For the third straight night, the Express pitching staff held down the Omaha
Philip Seymour Hoffmans Royals and kept it in its place. The vaunted Omaha offense featuring the likes of top prospects Mike Moustakas and Eric Hosmer along with solid offensive prospects of the Johnny Giavotella/David Lough/Clint Robinson ilk has been MIA for the greater part of the series, with the only damage they have really done coming at the expense of the Express starter on Tuesday, Michael Kirkman.
Today, Neil Ramirez filled in for the ill Eric Hurley instead of pitching in Frederick, MD for the Myrtle Beach Pelicans in the High-A Carolina League. Despite never having made a start above High-A, he held Omaha to three hits in six innings striking out five, including the side in the sixth.
Now it is probably important not to understate how good Ramirez was tonight. His fastball was sitting 93 - 96, and he was mixing in a curve between 78 - 82 and a change up that was 84 - 87. He didn't throw the change much but made Omaha look foolish when he did. Showing up as the eighth-ranked prospect on John Sickels's Rangers Top 20 Prospects for 2011 list, there is clearly some potential in Neil Ramirez's right arm. According to Scott Lucas (of The Newberg Report and The Ranger Rundown), the 21-year-old really put it together in Fall Instructs last season and kept it going through the spring. Judging by the fact that the organization saw fit to call a legitimate prospect up from High-A to make a start against the likes of Hosmer and Moustakas two levels higher, he shouldn't be long for Myrtle Beach.
While one can take solace in the fact that the man who shut down the Royals could have a very bright future, it doesn't dull the pain that such a spanking leaves.
Now what you are all curious about (if you are still reading) is: How did the relevant Storm Chasers* look?
*I'm sorry. That felt disgusting. I will never do it again.
Eric Hosmer was 1-for-3 with a ground ball single ripped up the middle. He also lined out to third with David Lough on first, who got doubled up. Defensively, he looked very adept once again. He also masterfully turned the double play. Again. The Organization is going to love him.
Mike Moustakas was also 1-for-3, lining a single to right to kick off the second. He was also erased via a double play. Fortunately Arnold Schwarzenegger left the Dell Diamond in the middle of the second inning, and no more Royals were erased. As for Moustakas, he actually looked pretty capable at first today. Obviously, he is no Scott Rolen circa 2004, but for the past two days (not one ball was hit his way on Monday), he has looked decent but not spectacular at third.

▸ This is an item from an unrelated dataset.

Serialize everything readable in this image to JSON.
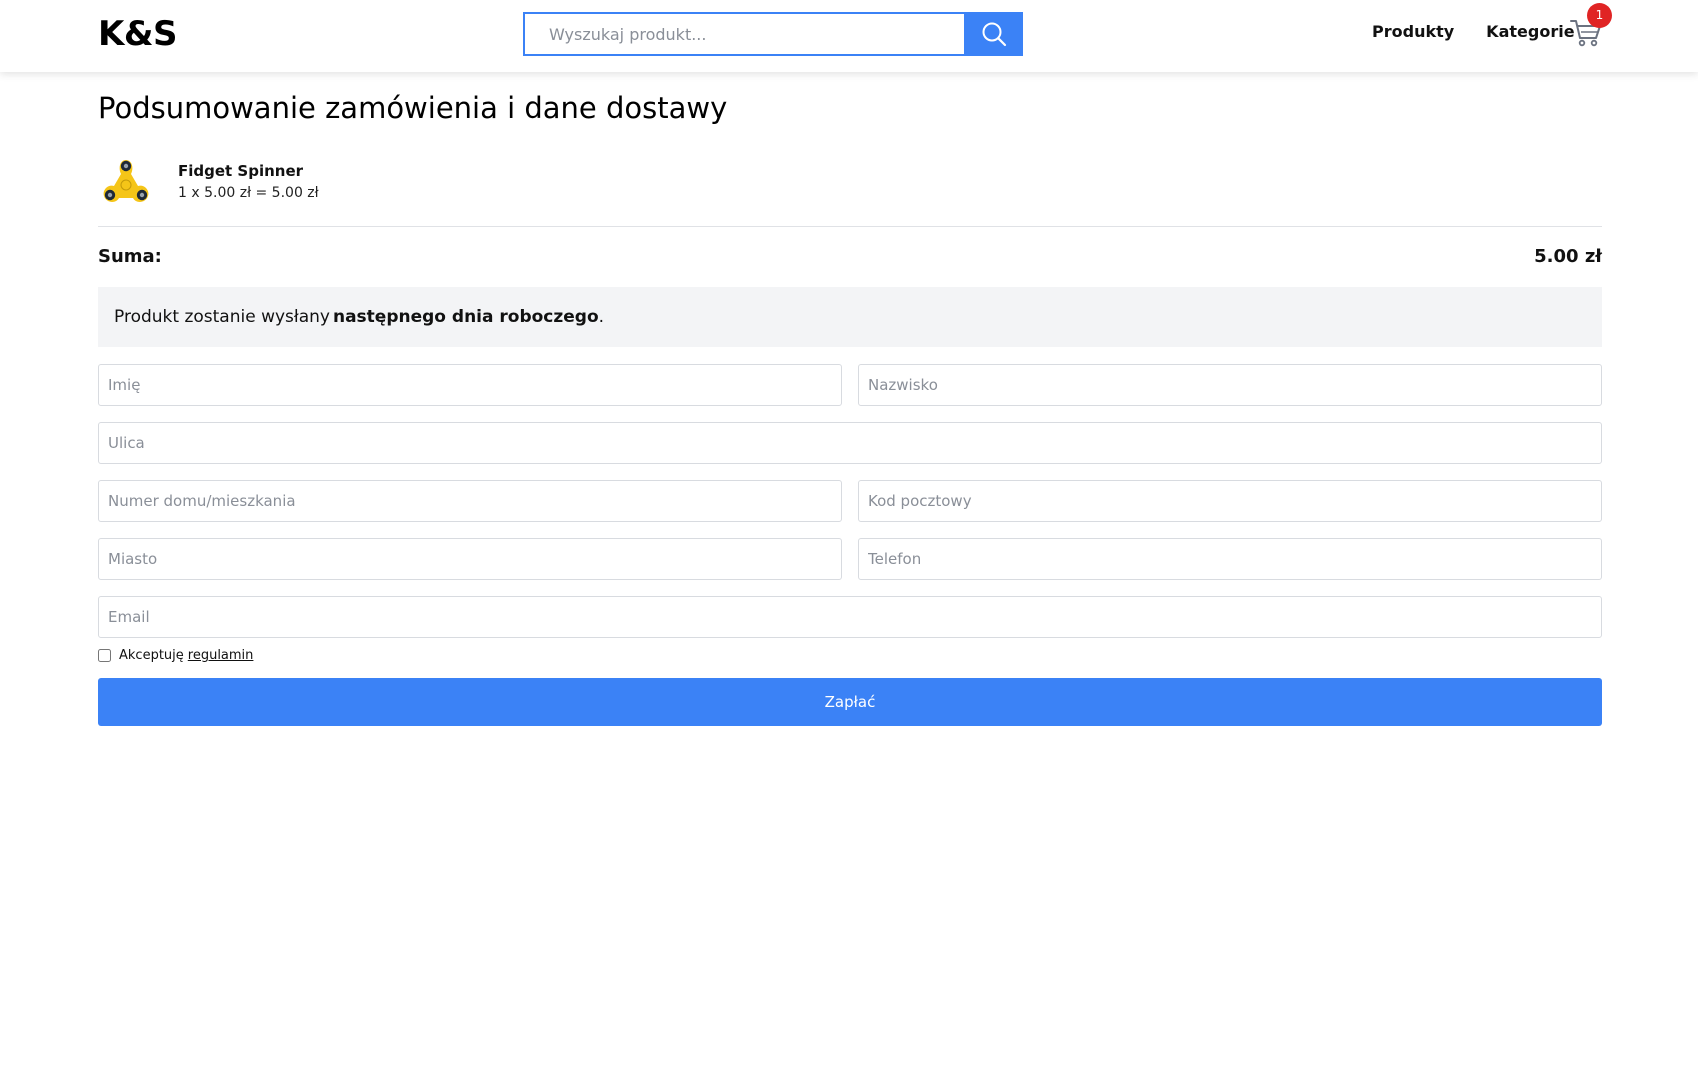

Then again, it is entirely possibly that my notion of what passable defense consists of has been forever tainted by watching the likes of Yuniesky Betancourt, Mike Jacobs, and Jose Guillen play in the field.
Paulo Orlando has looked very good in center. While I am not a scout (and did not have a stop watch to time him), he seemed to get up the line fairly fast. I doubt that his speed would grade out above 70 (my guess would be that he is a 60 - 65 speed guy), but he is long, as Jay Bilas would say, and seems deceptively fast. He does not have much in the way of power, although he isn't so lanky that developing a little power couldn't happen.
Jeff Suppan was shockingly not awful. The Dell Diamond is a decidedly different run environment than Isotopes Park, which helped Lucas May put up a .296/.352/.496 triple-slash that outperformed his career minor league slash-line of .261/.322/.435 significantly. This could start to explain the difference in performance from last Friday to Wednesday night. Still there isn't a likely scenario that will play out in which Suppan is anything other than cannon fodder at the Major League level, but would that really make him any different than Kyle Davies? I'm not crazy about him being back in the fold, especially given the fact that he hates Michael J. Fox, but if a handful of Suppan spot starts means that actual pitching prospects like Mike Montgomery and Danny Duffy aren't brought up before it is best for the future of the organization, then there could be worse things in the world than having Jeff Suppan's not quite cold corpse sitting in the dugout for Omaha.
Both Suppan and the loathsome Luis Mendoza gave up solo shots. Soup served one up (See what I did there? I hate myself now.) to Taylor Teagarden, who did his best to damage the roof of the shed in straight-away center. Mendoza let Doug Deeds send one out. Don't worry, I've never heard of Doug Deeds either. He's playing for his third different Triple-A team in as many years. He is also a Buckeye, which makes him an awful person.
I shall not be in attendance tomorrow unfortunately, so a non-recap recap will not be submitted following what will surely be a 40-run game for the Omaha